“A major driver is a fear of potential litigation,” said TUSD Trustee John Sims on Jan. 19.
The Modesto City Council and the Ceres Unified School District have changed their at-large election style to a by-trustee area election within the last couple of years.
“This is to guard ourselves from any legal suits that might have come if we didn’t do this,” Da Marto said on Jan. 19.
These changes to the election process will take effect in the November 2013 election with the trustees who will be up for election that year, Da Marto said on Jan. 19. Those trustees will be Josh Bernard and Bob Weaver. The election in November 2015 will affect all trustees from each district.
There will still be seven members on the board, but each of them will represent a different geographical district within the city, he said. The community will be represented from Keyes, out to Merced County and reaching Chatom.

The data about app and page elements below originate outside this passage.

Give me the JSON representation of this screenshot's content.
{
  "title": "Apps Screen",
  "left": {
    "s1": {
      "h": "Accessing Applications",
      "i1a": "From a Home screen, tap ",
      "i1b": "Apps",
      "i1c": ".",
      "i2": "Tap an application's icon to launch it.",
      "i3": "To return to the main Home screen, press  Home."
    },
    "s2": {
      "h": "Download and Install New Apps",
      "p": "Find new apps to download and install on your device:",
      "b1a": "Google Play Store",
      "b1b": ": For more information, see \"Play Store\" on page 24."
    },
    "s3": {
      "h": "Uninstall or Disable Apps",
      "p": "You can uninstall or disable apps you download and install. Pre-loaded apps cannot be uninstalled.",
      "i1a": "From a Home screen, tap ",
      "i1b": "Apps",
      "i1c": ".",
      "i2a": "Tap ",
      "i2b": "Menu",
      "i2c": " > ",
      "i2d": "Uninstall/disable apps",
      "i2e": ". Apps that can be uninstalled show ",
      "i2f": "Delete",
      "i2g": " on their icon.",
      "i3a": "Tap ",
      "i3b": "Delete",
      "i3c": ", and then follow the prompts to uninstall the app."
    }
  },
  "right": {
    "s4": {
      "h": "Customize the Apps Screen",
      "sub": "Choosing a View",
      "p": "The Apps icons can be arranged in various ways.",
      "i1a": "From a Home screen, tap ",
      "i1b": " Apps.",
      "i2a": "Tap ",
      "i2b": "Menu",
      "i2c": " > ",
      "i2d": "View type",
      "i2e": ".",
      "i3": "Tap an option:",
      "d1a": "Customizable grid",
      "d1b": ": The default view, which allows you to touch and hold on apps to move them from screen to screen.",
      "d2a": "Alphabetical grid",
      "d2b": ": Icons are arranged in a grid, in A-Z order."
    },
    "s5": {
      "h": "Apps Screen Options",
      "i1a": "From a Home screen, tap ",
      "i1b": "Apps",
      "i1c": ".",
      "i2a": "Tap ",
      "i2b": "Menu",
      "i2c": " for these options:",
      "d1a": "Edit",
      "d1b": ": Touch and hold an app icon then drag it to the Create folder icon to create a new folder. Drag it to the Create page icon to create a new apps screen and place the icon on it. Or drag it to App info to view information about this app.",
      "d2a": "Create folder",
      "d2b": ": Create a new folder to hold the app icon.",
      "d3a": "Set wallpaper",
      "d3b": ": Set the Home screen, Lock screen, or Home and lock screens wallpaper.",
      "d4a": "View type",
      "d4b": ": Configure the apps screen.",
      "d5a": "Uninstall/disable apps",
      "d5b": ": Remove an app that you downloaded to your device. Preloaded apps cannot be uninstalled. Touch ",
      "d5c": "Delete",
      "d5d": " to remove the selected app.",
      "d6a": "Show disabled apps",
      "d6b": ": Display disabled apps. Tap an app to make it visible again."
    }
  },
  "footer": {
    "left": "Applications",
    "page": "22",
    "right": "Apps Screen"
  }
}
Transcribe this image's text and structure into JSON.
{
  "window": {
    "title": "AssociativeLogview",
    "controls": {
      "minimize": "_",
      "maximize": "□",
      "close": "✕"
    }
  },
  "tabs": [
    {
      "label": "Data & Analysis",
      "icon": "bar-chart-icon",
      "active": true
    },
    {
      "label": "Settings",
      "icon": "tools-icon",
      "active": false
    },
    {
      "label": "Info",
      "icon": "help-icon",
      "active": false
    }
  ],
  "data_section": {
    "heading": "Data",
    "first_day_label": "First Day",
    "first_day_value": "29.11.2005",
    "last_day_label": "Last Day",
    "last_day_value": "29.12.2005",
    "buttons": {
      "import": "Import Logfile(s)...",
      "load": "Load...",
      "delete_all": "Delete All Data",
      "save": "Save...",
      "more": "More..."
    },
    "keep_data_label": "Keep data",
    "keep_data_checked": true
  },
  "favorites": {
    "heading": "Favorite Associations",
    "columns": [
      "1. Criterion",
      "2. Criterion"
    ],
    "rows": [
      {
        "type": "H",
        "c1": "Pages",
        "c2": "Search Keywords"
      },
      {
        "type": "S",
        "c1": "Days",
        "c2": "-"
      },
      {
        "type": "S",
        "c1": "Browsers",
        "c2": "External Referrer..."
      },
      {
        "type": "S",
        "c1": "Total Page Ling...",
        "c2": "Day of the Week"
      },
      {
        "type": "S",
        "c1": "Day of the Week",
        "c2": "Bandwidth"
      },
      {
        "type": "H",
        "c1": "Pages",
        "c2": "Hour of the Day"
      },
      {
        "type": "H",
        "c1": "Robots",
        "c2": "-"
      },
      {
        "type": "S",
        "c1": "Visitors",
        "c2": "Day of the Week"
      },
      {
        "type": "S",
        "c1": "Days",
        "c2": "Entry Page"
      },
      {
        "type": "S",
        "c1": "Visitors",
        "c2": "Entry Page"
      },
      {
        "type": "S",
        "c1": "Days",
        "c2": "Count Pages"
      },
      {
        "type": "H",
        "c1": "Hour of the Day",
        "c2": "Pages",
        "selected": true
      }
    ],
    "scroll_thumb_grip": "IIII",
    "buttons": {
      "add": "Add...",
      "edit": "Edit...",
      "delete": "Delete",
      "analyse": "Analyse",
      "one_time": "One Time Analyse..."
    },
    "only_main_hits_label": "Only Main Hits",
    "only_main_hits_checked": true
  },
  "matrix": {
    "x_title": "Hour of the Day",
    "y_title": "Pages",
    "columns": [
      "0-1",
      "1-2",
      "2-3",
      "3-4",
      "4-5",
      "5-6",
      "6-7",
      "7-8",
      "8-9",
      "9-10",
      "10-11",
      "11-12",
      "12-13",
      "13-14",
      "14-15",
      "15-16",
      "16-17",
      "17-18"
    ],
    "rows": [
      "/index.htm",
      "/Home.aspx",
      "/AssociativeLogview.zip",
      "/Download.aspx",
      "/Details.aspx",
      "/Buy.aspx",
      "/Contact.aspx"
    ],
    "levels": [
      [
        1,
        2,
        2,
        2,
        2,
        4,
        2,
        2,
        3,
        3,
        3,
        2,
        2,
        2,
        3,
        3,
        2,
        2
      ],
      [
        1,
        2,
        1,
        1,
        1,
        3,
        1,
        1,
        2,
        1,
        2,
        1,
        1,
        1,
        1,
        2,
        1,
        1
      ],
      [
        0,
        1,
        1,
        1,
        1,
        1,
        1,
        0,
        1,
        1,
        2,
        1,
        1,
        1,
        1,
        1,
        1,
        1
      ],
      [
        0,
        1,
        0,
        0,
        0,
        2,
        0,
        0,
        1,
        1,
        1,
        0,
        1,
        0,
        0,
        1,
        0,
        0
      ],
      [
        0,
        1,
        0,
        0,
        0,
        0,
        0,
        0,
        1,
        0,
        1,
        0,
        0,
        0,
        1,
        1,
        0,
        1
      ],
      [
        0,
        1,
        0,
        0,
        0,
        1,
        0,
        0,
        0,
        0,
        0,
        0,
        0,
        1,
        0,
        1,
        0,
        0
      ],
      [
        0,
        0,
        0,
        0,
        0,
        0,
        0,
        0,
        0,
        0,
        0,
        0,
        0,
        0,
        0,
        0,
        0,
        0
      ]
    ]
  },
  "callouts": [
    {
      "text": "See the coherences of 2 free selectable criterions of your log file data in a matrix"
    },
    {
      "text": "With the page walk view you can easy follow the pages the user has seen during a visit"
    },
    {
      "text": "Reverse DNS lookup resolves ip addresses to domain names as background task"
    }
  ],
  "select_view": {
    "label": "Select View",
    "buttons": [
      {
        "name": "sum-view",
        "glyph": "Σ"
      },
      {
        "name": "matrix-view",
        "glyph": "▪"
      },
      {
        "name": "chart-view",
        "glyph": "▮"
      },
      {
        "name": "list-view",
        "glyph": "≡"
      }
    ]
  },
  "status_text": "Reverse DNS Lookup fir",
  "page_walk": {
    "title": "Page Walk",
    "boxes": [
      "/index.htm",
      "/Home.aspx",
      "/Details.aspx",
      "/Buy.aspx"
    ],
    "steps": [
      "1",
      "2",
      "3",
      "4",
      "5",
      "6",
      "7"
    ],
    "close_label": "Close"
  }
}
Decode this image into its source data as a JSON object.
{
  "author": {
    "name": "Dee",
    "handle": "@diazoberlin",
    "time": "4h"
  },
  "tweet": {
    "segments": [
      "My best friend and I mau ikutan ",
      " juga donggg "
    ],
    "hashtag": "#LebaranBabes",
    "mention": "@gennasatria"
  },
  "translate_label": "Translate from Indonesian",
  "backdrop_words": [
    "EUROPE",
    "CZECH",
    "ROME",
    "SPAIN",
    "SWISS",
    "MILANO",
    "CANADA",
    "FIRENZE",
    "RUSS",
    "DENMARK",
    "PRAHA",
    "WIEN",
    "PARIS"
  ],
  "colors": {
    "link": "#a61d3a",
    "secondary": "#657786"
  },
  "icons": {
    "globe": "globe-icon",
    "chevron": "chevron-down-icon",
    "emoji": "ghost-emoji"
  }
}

“This is in the best interest of the community with a representative group,” Da Marto said on Jan. 19.
The maps for each trustee area will be determined from the April 2011 Census Data. The district will redraw the map every 10 years, as Census Data is released.
Changing the election process will cost the district a total of $15,000. It will cost about $5,000 for legal fees and $10,000 for the topography work.
“Although the state provides us no additional funding to comply with this law, if we are not proactive, the cost and expense to comply with this act could be significant,” Lima said at the Jan. 19 board meeting. “By initiating this process, we’re hoping we can control our costs by following the law and establishing a timeline and procedure that is in the best interest of our district and its students.”
TUSD administration will present the information to the Board of Trustees at the Jan. 18, 2011 meeting seeking direction and timeline approvals.
TUSD is hoping to have the trustee area maps finalized by July 2011.
Because TUSD overlaps into two counties — Stanislaus County and Merced County — it must also receive approval from Merced County, Changnon said. They must also seek approval from the United States Department of Justice.
The approved election changes will be submitted to the county election clerks and sent back to the county committees for final approval, he said.
The final deadline for submission of documents to the elections departments must be turned in 120 days before the election, which is July 8, 2013.
To contact Maegan Martens, e-mail firstname.lastname@example.org or call 634-9141 ext. 2015.